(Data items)
□ □ □ □ □

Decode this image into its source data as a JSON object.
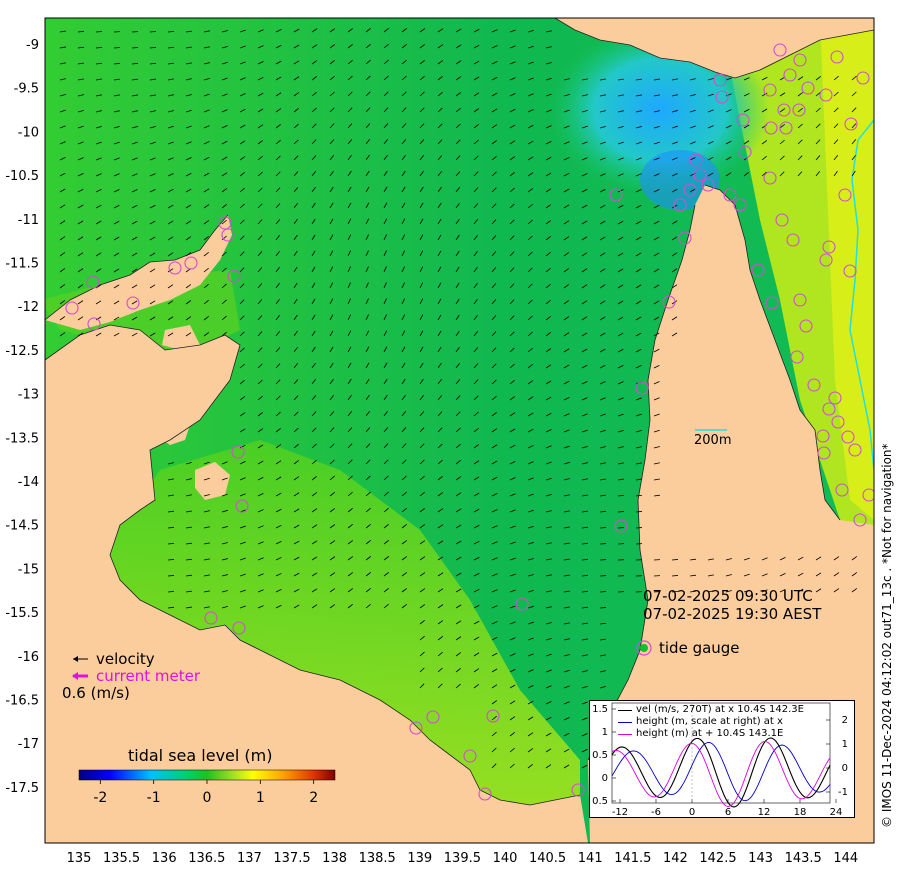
{
  "map": {
    "y_labels": [
      "-9",
      "-9.5",
      "-10",
      "-10.5",
      "-11",
      "-11.5",
      "-12",
      "-12.5",
      "-13",
      "-13.5",
      "-14",
      "-14.5",
      "-15",
      "-15.5",
      "-16",
      "-16.5",
      "-17",
      "-17.5"
    ],
    "x_labels": [
      "135",
      "135.5",
      "136",
      "136.5",
      "137",
      "137.5",
      "138",
      "138.5",
      "139",
      "139.5",
      "140",
      "140.5",
      "141",
      "141.5",
      "142",
      "142.5",
      "143",
      "143.5",
      "144"
    ],
    "scale_bar_label": "200m",
    "time_utc": "07-02-2025 09:30 UTC",
    "time_aest": "07-02-2025 19:30 AEST",
    "tide_gauge_label": "tide gauge",
    "velocity_label": "velocity",
    "current_meter_label": "current meter",
    "speed_ref_label": "0.6 (m/s)",
    "credit": "© IMOS 11-Dec-2024 04:12:02 out71_13c . *Not for navigation*",
    "colors": {
      "land": "#fbcc9c",
      "gauge_ring": "#d34bd3",
      "current_meter": "#e010e0",
      "arrow": "#000000"
    }
  },
  "colorbar": {
    "title": "tidal sea level (m)",
    "tick_labels": [
      "-2",
      "-1",
      "0",
      "1",
      "2"
    ],
    "range": [
      -2.4,
      2.4
    ]
  },
  "inset": {
    "legend": [
      {
        "label": "vel (m/s, 270T) at x 10.4S 142.3E",
        "color": "#000000"
      },
      {
        "label": "height (m, scale at right) at x",
        "color": "#0000cc"
      },
      {
        "label": "height (m) at + 10.4S 143.1E",
        "color": "#dd00dd"
      }
    ],
    "left_ticks": [
      "1.5",
      "1",
      "0.5",
      "0",
      "0.5"
    ],
    "right_ticks": [
      "2",
      "1",
      "0",
      "-1"
    ],
    "x_ticks": [
      "-12",
      "-6",
      "0",
      "6",
      "12",
      "18",
      "24"
    ]
  }
}
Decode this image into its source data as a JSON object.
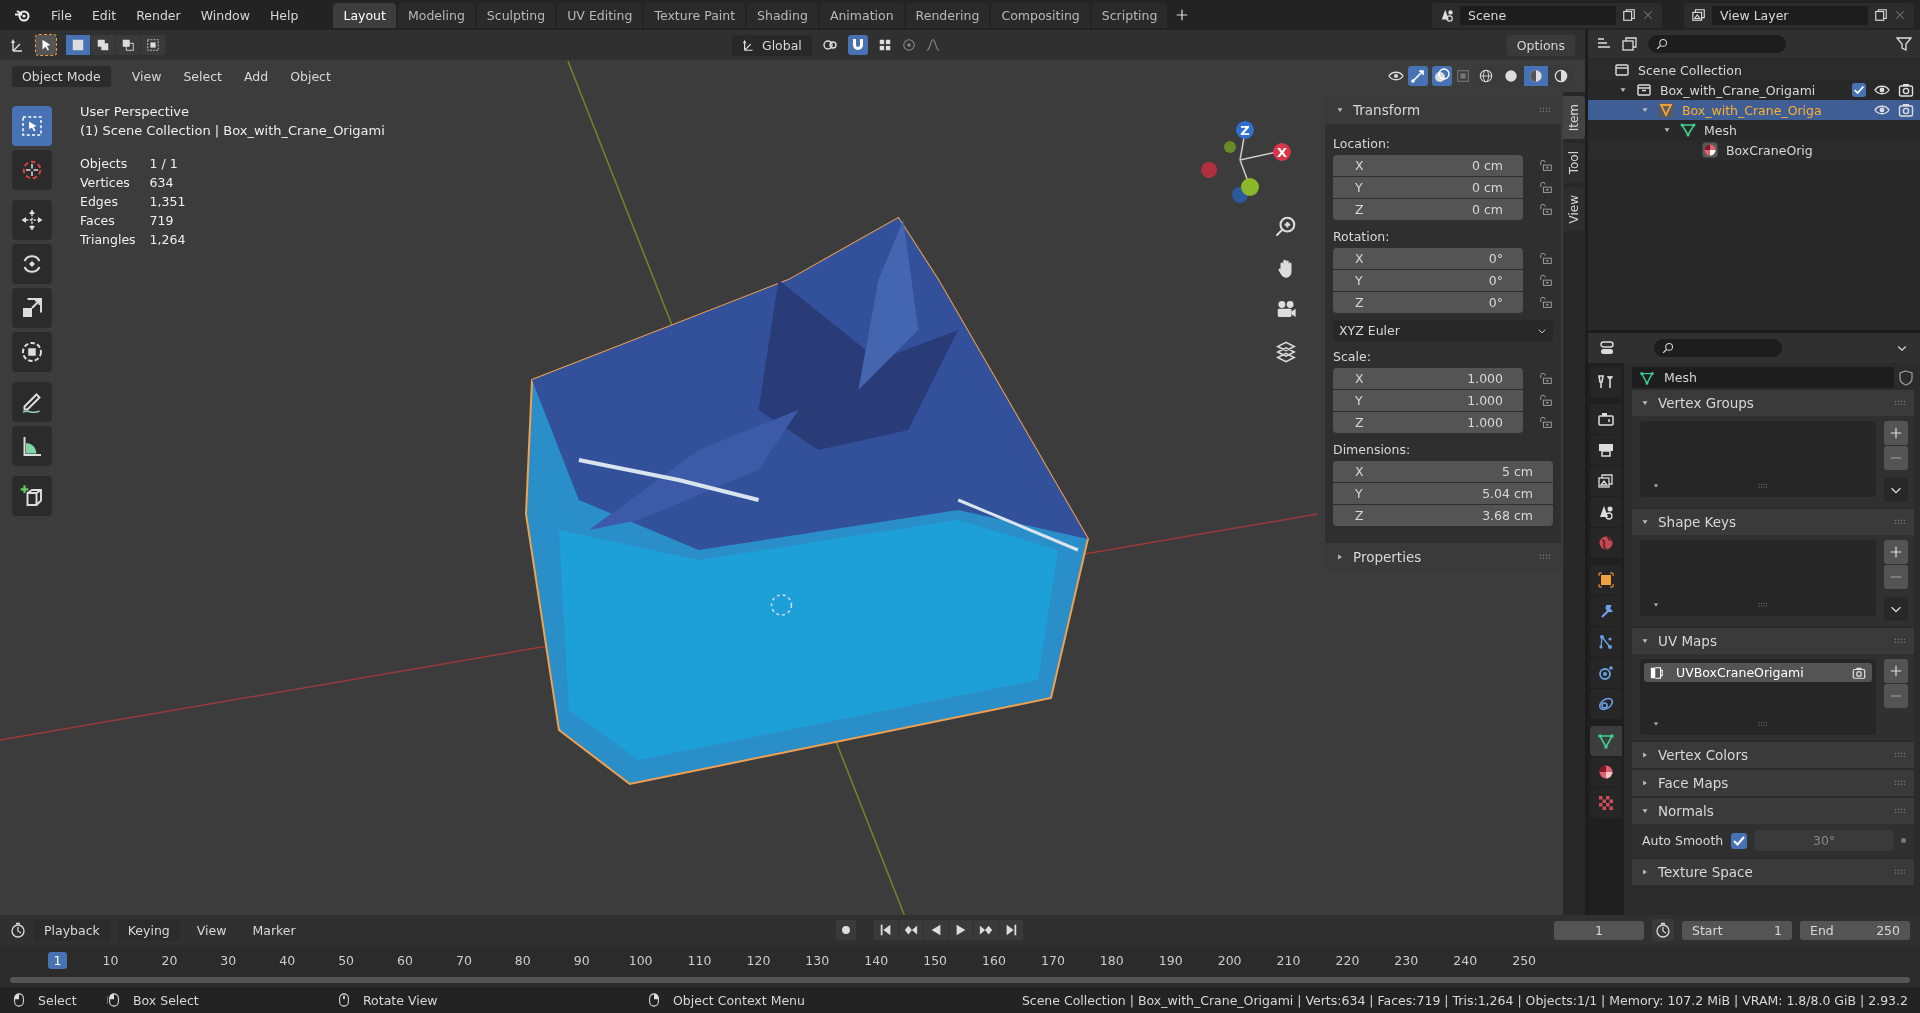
{
  "top_bar": {
    "menus": [
      "File",
      "Edit",
      "Render",
      "Window",
      "Help"
    ],
    "workspaces": [
      {
        "label": "Layout",
        "selected": true
      },
      {
        "label": "Modeling",
        "selected": false
      },
      {
        "label": "Sculpting",
        "selected": false
      },
      {
        "label": "UV Editing",
        "selected": false
      },
      {
        "label": "Texture Paint",
        "selected": false
      },
      {
        "label": "Shading",
        "selected": false
      },
      {
        "label": "Animation",
        "selected": false
      },
      {
        "label": "Rendering",
        "selected": false
      },
      {
        "label": "Compositing",
        "selected": false
      },
      {
        "label": "Scripting",
        "selected": false
      }
    ],
    "scene": "Scene",
    "view_layer": "View Layer"
  },
  "tool_settings": {
    "orientation": "Global",
    "options": "Options"
  },
  "viewport_header": {
    "mode": "Object Mode",
    "menus": [
      "View",
      "Select",
      "Add",
      "Object"
    ]
  },
  "toolbar": [
    {
      "kind": "select",
      "selected": true
    },
    {
      "kind": "cursor",
      "selected": false
    },
    {
      "kind": "move",
      "selected": false
    },
    {
      "kind": "rotate",
      "selected": false
    },
    {
      "kind": "scale",
      "selected": false
    },
    {
      "kind": "transform",
      "selected": false
    },
    {
      "kind": "annotate",
      "selected": false
    },
    {
      "kind": "measure",
      "selected": false
    },
    {
      "kind": "add_cube",
      "selected": false
    }
  ],
  "overlay": {
    "perspective": "User Perspective",
    "collection": "(1) Scene Collection | Box_with_Crane_Origami",
    "stats": [
      {
        "label": "Objects",
        "value": "1 / 1"
      },
      {
        "label": "Vertices",
        "value": "634"
      },
      {
        "label": "Edges",
        "value": "1,351"
      },
      {
        "label": "Faces",
        "value": "719"
      },
      {
        "label": "Triangles",
        "value": "1,264"
      }
    ]
  },
  "gizmo": [
    {
      "label": "Z",
      "color": "#2f6fd0"
    },
    {
      "label": "X",
      "color": "#d8344a"
    }
  ],
  "sidebar": {
    "tabs": [
      {
        "label": "Item",
        "selected": true
      },
      {
        "label": "Tool",
        "selected": false
      },
      {
        "label": "View",
        "selected": false
      }
    ],
    "transform": {
      "title": "Transform",
      "expanded": true,
      "groups": [
        {
          "label": "Location:",
          "locks": true,
          "fields": [
            {
              "axis": "X",
              "value": "0 cm"
            },
            {
              "axis": "Y",
              "value": "0 cm"
            },
            {
              "axis": "Z",
              "value": "0 cm"
            }
          ]
        },
        {
          "label": "Rotation:",
          "locks": true,
          "fields": [
            {
              "axis": "X",
              "value": "0°"
            },
            {
              "axis": "Y",
              "value": "0°"
            },
            {
              "axis": "Z",
              "value": "0°"
            }
          ],
          "mode": "XYZ Euler"
        },
        {
          "label": "Scale:",
          "locks": true,
          "fields": [
            {
              "axis": "X",
              "value": "1.000"
            },
            {
              "axis": "Y",
              "value": "1.000"
            },
            {
              "axis": "Z",
              "value": "1.000"
            }
          ]
        },
        {
          "label": "Dimensions:",
          "locks": false,
          "fields": [
            {
              "axis": "X",
              "value": "5 cm"
            },
            {
              "axis": "Y",
              "value": "5.04 cm"
            },
            {
              "axis": "Z",
              "value": "3.68 cm"
            }
          ]
        }
      ]
    },
    "properties": {
      "title": "Properties",
      "expanded": false
    }
  },
  "outliner": {
    "items": [
      {
        "label": "Scene Collection",
        "kind": "scene",
        "selected": false,
        "children": [
          {
            "label": "Box_with_Crane_Origami",
            "kind": "collection",
            "selected": false,
            "expanded": true,
            "checked": true,
            "children": [
              {
                "label": "Box_with_Crane_Origa",
                "kind": "object",
                "selected": true,
                "expanded": true,
                "children": [
                  {
                    "label": "Mesh",
                    "kind": "mesh",
                    "selected": false,
                    "expanded": true,
                    "children": [
                      {
                        "label": "BoxCraneOrig",
                        "kind": "material",
                        "selected": false
                      }
                    ]
                  }
                ]
              }
            ]
          }
        ]
      }
    ]
  },
  "properties_editor": {
    "tabs": [
      {
        "kind": "tool",
        "selected": false
      },
      {
        "kind": "render",
        "selected": false
      },
      {
        "kind": "output",
        "selected": false
      },
      {
        "kind": "view_layer",
        "selected": false
      },
      {
        "kind": "scene",
        "selected": false
      },
      {
        "kind": "world",
        "selected": false
      },
      {
        "kind": "object",
        "selected": false
      },
      {
        "kind": "modifiers",
        "selected": false
      },
      {
        "kind": "particles",
        "selected": false
      },
      {
        "kind": "physics",
        "selected": false
      },
      {
        "kind": "constraints",
        "selected": false
      },
      {
        "kind": "data",
        "selected": true
      },
      {
        "kind": "material",
        "selected": false
      },
      {
        "kind": "texture",
        "selected": false
      }
    ],
    "datablock": "Mesh",
    "panels": [
      {
        "title": "Vertex Groups",
        "expanded": true,
        "kind": "list",
        "menu": true
      },
      {
        "title": "Shape Keys",
        "expanded": true,
        "kind": "list",
        "menu": true
      },
      {
        "title": "UV Maps",
        "expanded": true,
        "kind": "list",
        "menu": false,
        "items": [
          {
            "label": "UVBoxCraneOrigami",
            "selected": true
          }
        ]
      },
      {
        "title": "Vertex Colors",
        "expanded": false
      },
      {
        "title": "Face Maps",
        "expanded": false
      },
      {
        "title": "Normals",
        "expanded": true,
        "kind": "normals",
        "auto_smooth": {
          "label": "Auto Smooth",
          "checked": true,
          "angle": "30°"
        }
      },
      {
        "title": "Texture Space",
        "expanded": false
      }
    ]
  },
  "timeline": {
    "menus": [
      "Playback",
      "Keying",
      "View",
      "Marker"
    ],
    "current_frame": "1",
    "start_label": "Start",
    "start": "1",
    "end_label": "End",
    "end": "250",
    "ruler": [
      {
        "label": "1",
        "selected": true
      },
      {
        "label": "10",
        "selected": false
      },
      {
        "label": "20",
        "selected": false
      },
      {
        "label": "30",
        "selected": false
      },
      {
        "label": "40",
        "selected": false
      },
      {
        "label": "50",
        "selected": false
      },
      {
        "label": "60",
        "selected": false
      },
      {
        "label": "70",
        "selected": false
      },
      {
        "label": "80",
        "selected": false
      },
      {
        "label": "90",
        "selected": false
      },
      {
        "label": "100",
        "selected": false
      },
      {
        "label": "110",
        "selected": false
      },
      {
        "label": "120",
        "selected": false
      },
      {
        "label": "130",
        "selected": false
      },
      {
        "label": "140",
        "selected": false
      },
      {
        "label": "150",
        "selected": false
      },
      {
        "label": "160",
        "selected": false
      },
      {
        "label": "170",
        "selected": false
      },
      {
        "label": "180",
        "selected": false
      },
      {
        "label": "190",
        "selected": false
      },
      {
        "label": "200",
        "selected": false
      },
      {
        "label": "210",
        "selected": false
      },
      {
        "label": "220",
        "selected": false
      },
      {
        "label": "230",
        "selected": false
      },
      {
        "label": "240",
        "selected": false
      },
      {
        "label": "250",
        "selected": false
      }
    ]
  },
  "status_bar": {
    "items": [
      {
        "label": "Select",
        "kind": "mouse_left"
      },
      {
        "label": "Box Select",
        "kind": "mouse_drag"
      },
      {
        "label": "Rotate View",
        "kind": "mouse_middle"
      },
      {
        "label": "Object Context Menu",
        "kind": "mouse_right"
      }
    ],
    "stats": "Scene Collection | Box_with_Crane_Origami | Verts:634 | Faces:719 | Tris:1,264 | Objects:1/1 | Memory: 107.2 MiB | VRAM: 1.8/8.0 GiB | 2.93.2"
  }
}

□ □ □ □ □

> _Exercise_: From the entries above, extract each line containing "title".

> _Expected answer_:
    "title": "tidal sea level (m)",
      "title": "Transform",
      "title": "Properties",
        "title": "Vertex Groups",
        "title": "Shape Keys",
        "title": "UV Maps",
        "title": "Vertex Colors",
        "title": "Face Maps",
        "title": "Normals",
        "title": "Texture Space",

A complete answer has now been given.